While trying to find a balance between living today and saving for the future, millennials are reinventing the idea of long-term saving altogether. According to Ntombi Tisani, Head of Marketing at Old Mutual Personal Finance, a new Bank of America study found that millennials are the first generation to plan long-term for financial freedom, which is the ability to live their desired lifestyle, instead of exiting the workforce. The report reveals that 63% of millennials are saving to live their desired lifestyle compared to 45% of both baby boomers and Gen Xers, whose focus is on saving for retirement. The report also reveals that young people are redefining life’s milestones and have a different view of their later years which may change the traditional retirement model.
Tisani says that this trend is relevant for South Africans too. “While we are seeing shifts in the savings culture of young South Africans and young people integrating their careers into their lifestyle, it does not mean they should ignore the natural easing of ones working life which happens around age 65. The 2016 Old Mutual Savings and Investment Monitor revealed that a majority of young people have not yet started saving for their eventual easing from work later in life, with only 38% of youth contributing to a formal retirement structure.”
Traditionally, if you want to retire by age 65 experts agree that you should aim to save enough to ensure that the pension you eventually receive is around 70% of what your salary will be when you retire. Achieving this target typically requires that you invest at least 15% of your monthly income into your retirement savings, for the full duration of your working life, from the age of 25. So, in a tough economic environment with rising interest rates and living expenses, how do you find the middle ground between investing in the future you and still living your best life today?
“Advice and planning is essential, and having a budget is the best way to do this,” explains Tisani. “It helps you to keep track of where you are with your finances each month, how much you are spending versus how much you earn.
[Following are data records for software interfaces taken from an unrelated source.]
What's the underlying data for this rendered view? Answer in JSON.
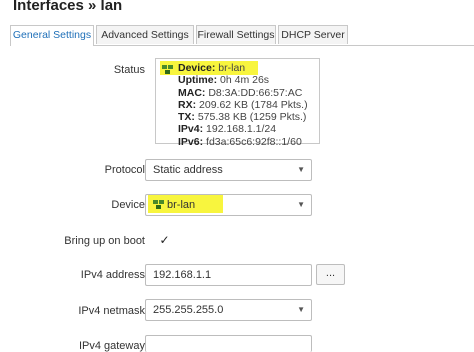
{
  "page": {
    "title": "Interfaces » lan"
  },
  "tabs": [
    {
      "label": "General Settings",
      "active": true
    },
    {
      "label": "Advanced Settings",
      "active": false
    },
    {
      "label": "Firewall Settings",
      "active": false
    },
    {
      "label": "DHCP Server",
      "active": false
    }
  ],
  "status": {
    "label": "Status",
    "lines": [
      {
        "key": "Device:",
        "value": "br-lan"
      },
      {
        "key": "Uptime:",
        "value": "0h 4m 26s"
      },
      {
        "key": "MAC:",
        "value": "D8:3A:DD:66:57:AC"
      },
      {
        "key": "RX:",
        "value": "209.62 KB (1784 Pkts.)"
      },
      {
        "key": "TX:",
        "value": "575.38 KB (1259 Pkts.)"
      },
      {
        "key": "IPv4:",
        "value": "192.168.1.1/24"
      },
      {
        "key": "IPv6:",
        "value": "fd3a:65c6:92f8::1/60"
      }
    ]
  },
  "protocol": {
    "label": "Protocol",
    "value": "Static address"
  },
  "device": {
    "label": "Device",
    "value": "br-lan"
  },
  "boot": {
    "label": "Bring up on boot",
    "checked": true,
    "mark": "✓"
  },
  "ipv4_address": {
    "label": "IPv4 address",
    "value": "192.168.1.1",
    "button": "..."
  },
  "ipv4_netmask": {
    "label": "IPv4 netmask",
    "value": "255.255.255.0"
  },
  "ipv4_gateway": {
    "label": "IPv4 gateway",
    "value": ""
  },
  "colors": {
    "accent": "#1e6fb8",
    "highlight": "#f7f31c",
    "icon": "#4a8a2a"
  },
  "icons": {
    "device": "network-device-icon",
    "dropdown": "chevron-down-icon"
  }
}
“It’s also never too early to get in touch with a financial adviser. As we say in our business, today is the day to get great advice,” she adds. “You don’t have to be wealthy to do so. A financial adviser can help you build a plan and stay on track for both short term goals, like travel or new car, and long term goals like retiring at a certain stage or with a certain income.”
The Old Mutual research highlights that although young people are not necessarily contributing towards traditional retirement vehicles, they are becoming more financially aware with an increase in informal savings among -young people. “We are seeing millennials make small changes to their daily spending habits that don’t hamper their lifestyles too substantially,” says Tisani. These behavioural shifts have resulted in a cutting back on luxuries like holidays, shoes and clothing and alcoholic beverages.
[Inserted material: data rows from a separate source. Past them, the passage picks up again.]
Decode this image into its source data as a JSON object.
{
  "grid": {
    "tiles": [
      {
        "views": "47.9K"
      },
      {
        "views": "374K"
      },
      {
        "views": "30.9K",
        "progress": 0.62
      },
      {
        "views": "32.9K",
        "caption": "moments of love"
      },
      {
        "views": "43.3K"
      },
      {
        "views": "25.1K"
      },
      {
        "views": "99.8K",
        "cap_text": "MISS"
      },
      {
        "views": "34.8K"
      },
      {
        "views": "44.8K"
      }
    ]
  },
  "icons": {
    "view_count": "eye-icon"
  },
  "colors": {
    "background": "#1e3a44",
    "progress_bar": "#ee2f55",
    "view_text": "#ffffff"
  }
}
“Making small, incremental changes to your daily financial habits limits the impact on your lifestyle,” she says. Tisani offers the following tips to help young people develop a positive savings culture:
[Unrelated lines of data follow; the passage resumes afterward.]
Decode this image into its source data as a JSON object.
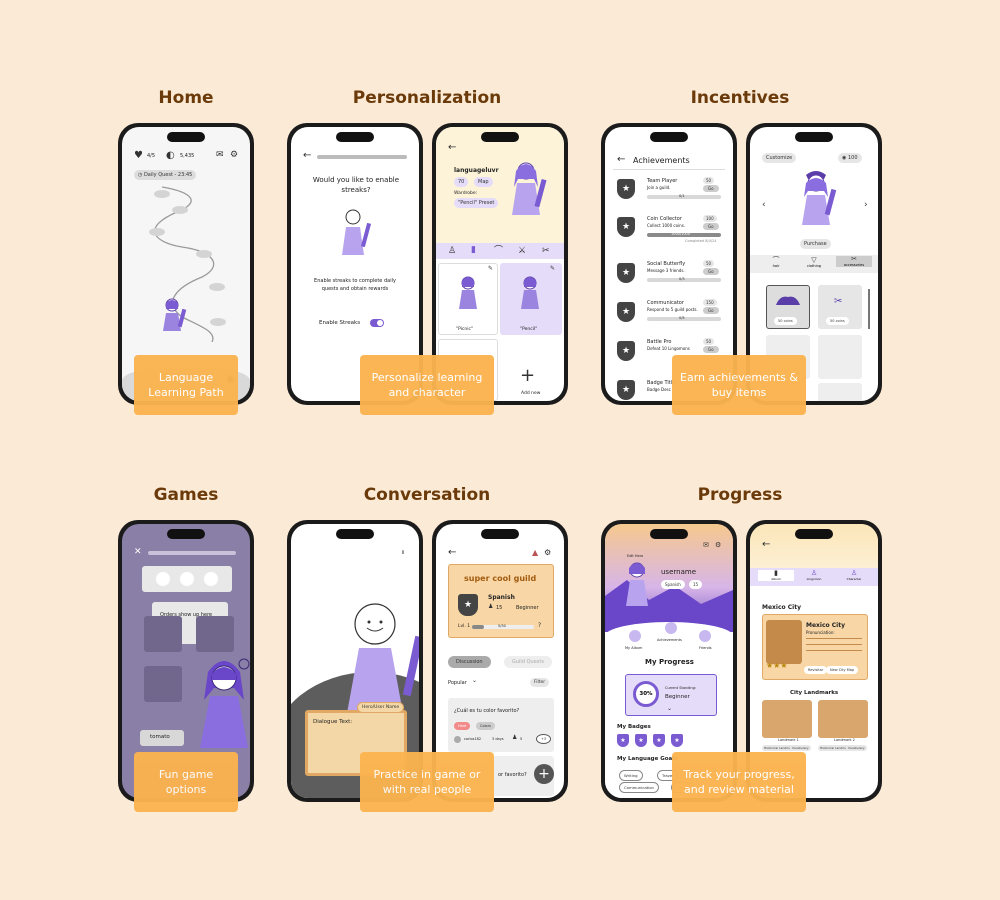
{
  "sections": {
    "home": "Home",
    "personalization": "Personalization",
    "incentives": "Incentives",
    "games": "Games",
    "conversation": "Conversation",
    "progress": "Progress"
  },
  "captions": {
    "home": "Language Learning Path",
    "personalization": "Personalize learning and character",
    "incentives": "Earn achievements & buy items",
    "games": "Fun game options",
    "conversation": "Practice in game or with real people",
    "progress": "Track your progress, and review material"
  },
  "home_screen": {
    "hearts": "4/5",
    "coins": "5,435",
    "daily_quest": "Daily Quest - 23:45"
  },
  "streak_screen": {
    "question": "Would you like to enable streaks?",
    "body": "Enable streaks to complete daily quests and obtain rewards",
    "toggle_label": "Enable Streaks"
  },
  "profile_screen": {
    "username": "languageluvr",
    "stat1": "70",
    "stat2": "Map",
    "wardrobe_label": "Wardrobe:",
    "wardrobe_value": "\"Pencil\" Preset",
    "item1": "\"Picnic\"",
    "item2": "\"Pencil\"",
    "add_new": "Add new"
  },
  "achievements_screen": {
    "title": "Achievements",
    "items": [
      {
        "name": "Team Player",
        "desc": "Join a guild.",
        "reward": "50",
        "progress": "0/1",
        "action": "Go"
      },
      {
        "name": "Coin Collector",
        "desc": "Collect 1000 coins.",
        "reward": "100",
        "progress": "1000/1000",
        "action": "Go",
        "note": "Completed 8/4/24"
      },
      {
        "name": "Social Butterfly",
        "desc": "Message 3 friends.",
        "reward": "50",
        "progress": "0/3",
        "action": "Go"
      },
      {
        "name": "Communicator",
        "desc": "Respond to 5 guild posts.",
        "reward": "150",
        "progress": "0/5",
        "action": "Go"
      },
      {
        "name": "Battle Pro",
        "desc": "Defeat 10 Lingomons",
        "reward": "50",
        "progress": "",
        "action": "Go"
      },
      {
        "name": "Badge Title",
        "desc": "Badge Desc",
        "reward": "",
        "progress": "",
        "action": ""
      }
    ]
  },
  "shop_screen": {
    "customize": "Customize",
    "coins": "100",
    "purchase": "Purchase",
    "tabs": [
      "hair",
      "clothing",
      "accessories"
    ],
    "price1": "50 coins",
    "price2": "50 coins"
  },
  "game_screen": {
    "prompt": "Orders show up here",
    "word": "tomato"
  },
  "dialogue_screen": {
    "name_tag": "Hero/User Name",
    "dialogue": "Dialogue Text:"
  },
  "guild_screen": {
    "name": "super cool guild",
    "language": "Spanish",
    "members": "15",
    "level": "Beginner",
    "lvl": "Lvl. 1",
    "xp": "5/30",
    "tab_discussion": "Discussion",
    "tab_quests": "Guild Quests",
    "sort": "Popular",
    "filter": "Filter",
    "post_title": "¿Cuál es tu color favorito?",
    "tag1": "Hard",
    "tag2": "Colors",
    "author": "carlos182",
    "age": "3 days",
    "replies": "5",
    "votes": "+3",
    "post2_tail": "or favorito?"
  },
  "progress_screen": {
    "edit": "Edit Hero",
    "username": "username",
    "lang": "Spanish",
    "count": "15",
    "my_album": "My Album",
    "achievements": "Achievements",
    "friends": "Friends",
    "my_progress": "My Progress",
    "percent": "30%",
    "standing_label": "Current Standing:",
    "standing": "Beginner",
    "badges": "My Badges",
    "goals": "My Language Goals",
    "goal_chips": [
      "Writing",
      "Travel",
      "Communication",
      "Culture"
    ]
  },
  "album_screen": {
    "tabs": [
      "Album",
      "Lingomon",
      "Character"
    ],
    "city": "Mexico City",
    "card_title": "Mexico City",
    "card_sub": "Pronunciation:",
    "btn1": "Revisitar",
    "btn2": "New City Map",
    "landmarks": "City Landmarks",
    "landmark1": "Landmark 1",
    "landmark2": "Landmark 2",
    "chips": [
      "Historical Landmarks",
      "Vocabulary",
      "Historical Landmarks",
      "Vocabulary"
    ]
  },
  "colors": {
    "background": "#fbebd6",
    "title": "#6b3a0a",
    "caption": "#fbb34f",
    "accent": "#7b5bd1"
  }
}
Tisani believes that a healthy mix of saving, financial savviness and expert advice is the best way to ensure that investing in the future you, doesn’t mean giving up your lifestyle completely. “Asking the right questions and receiving the right advice will allow millennials to find a healthy balance between investing in their future self and living their best life – now and later on in life.”